● **WHAT THE EXERCISE ASKS**: Gather every line below where "title" appears.

● **Page and application data records**:
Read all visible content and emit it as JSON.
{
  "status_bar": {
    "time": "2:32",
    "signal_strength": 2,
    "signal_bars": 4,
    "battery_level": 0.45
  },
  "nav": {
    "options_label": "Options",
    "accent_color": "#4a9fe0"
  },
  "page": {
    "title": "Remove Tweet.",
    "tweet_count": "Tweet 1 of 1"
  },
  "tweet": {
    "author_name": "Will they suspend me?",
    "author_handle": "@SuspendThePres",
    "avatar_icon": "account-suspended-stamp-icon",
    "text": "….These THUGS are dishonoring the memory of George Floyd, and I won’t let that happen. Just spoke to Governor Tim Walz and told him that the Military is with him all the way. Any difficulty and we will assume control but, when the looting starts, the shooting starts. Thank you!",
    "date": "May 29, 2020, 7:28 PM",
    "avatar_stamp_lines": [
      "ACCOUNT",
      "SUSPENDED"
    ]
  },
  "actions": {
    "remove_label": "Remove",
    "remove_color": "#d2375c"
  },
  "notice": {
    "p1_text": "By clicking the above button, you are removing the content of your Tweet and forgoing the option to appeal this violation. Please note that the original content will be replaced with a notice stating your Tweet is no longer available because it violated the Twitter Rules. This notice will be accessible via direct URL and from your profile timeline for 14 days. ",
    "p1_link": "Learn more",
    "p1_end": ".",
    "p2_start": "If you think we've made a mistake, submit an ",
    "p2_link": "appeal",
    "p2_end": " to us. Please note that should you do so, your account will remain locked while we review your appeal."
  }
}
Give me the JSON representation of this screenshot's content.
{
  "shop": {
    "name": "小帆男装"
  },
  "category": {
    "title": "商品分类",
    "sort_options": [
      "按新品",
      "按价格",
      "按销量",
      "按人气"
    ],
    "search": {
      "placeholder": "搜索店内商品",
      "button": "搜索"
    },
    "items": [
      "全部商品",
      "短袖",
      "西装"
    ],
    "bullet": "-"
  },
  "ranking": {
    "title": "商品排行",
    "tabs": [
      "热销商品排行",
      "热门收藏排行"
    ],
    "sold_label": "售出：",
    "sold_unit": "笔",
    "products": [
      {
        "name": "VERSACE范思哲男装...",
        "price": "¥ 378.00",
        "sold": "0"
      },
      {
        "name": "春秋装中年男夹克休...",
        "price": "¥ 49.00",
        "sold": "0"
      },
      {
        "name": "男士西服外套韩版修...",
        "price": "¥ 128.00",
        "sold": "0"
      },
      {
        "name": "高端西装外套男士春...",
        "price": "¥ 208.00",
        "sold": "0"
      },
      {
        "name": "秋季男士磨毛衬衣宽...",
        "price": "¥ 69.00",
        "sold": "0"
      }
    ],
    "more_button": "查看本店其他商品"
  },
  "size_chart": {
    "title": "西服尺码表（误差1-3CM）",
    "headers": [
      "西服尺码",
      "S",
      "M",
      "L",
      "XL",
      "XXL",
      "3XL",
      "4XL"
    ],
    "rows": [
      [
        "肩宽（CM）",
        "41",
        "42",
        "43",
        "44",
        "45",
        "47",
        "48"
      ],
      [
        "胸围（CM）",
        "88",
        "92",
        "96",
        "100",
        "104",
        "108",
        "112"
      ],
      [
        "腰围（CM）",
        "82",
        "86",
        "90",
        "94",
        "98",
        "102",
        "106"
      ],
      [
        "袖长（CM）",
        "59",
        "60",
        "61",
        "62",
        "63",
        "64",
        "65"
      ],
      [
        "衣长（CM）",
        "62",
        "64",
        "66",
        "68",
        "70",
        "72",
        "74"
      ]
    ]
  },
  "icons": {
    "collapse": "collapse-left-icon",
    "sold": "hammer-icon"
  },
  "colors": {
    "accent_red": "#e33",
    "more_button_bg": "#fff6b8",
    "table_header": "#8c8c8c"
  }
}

● **WRITTEN ANSWER**:
    "title": "Remove Tweet.",
    "title": "商品分类",
    "title": "商品排行",
    "title": "西服尺码表（误差1-3CM）",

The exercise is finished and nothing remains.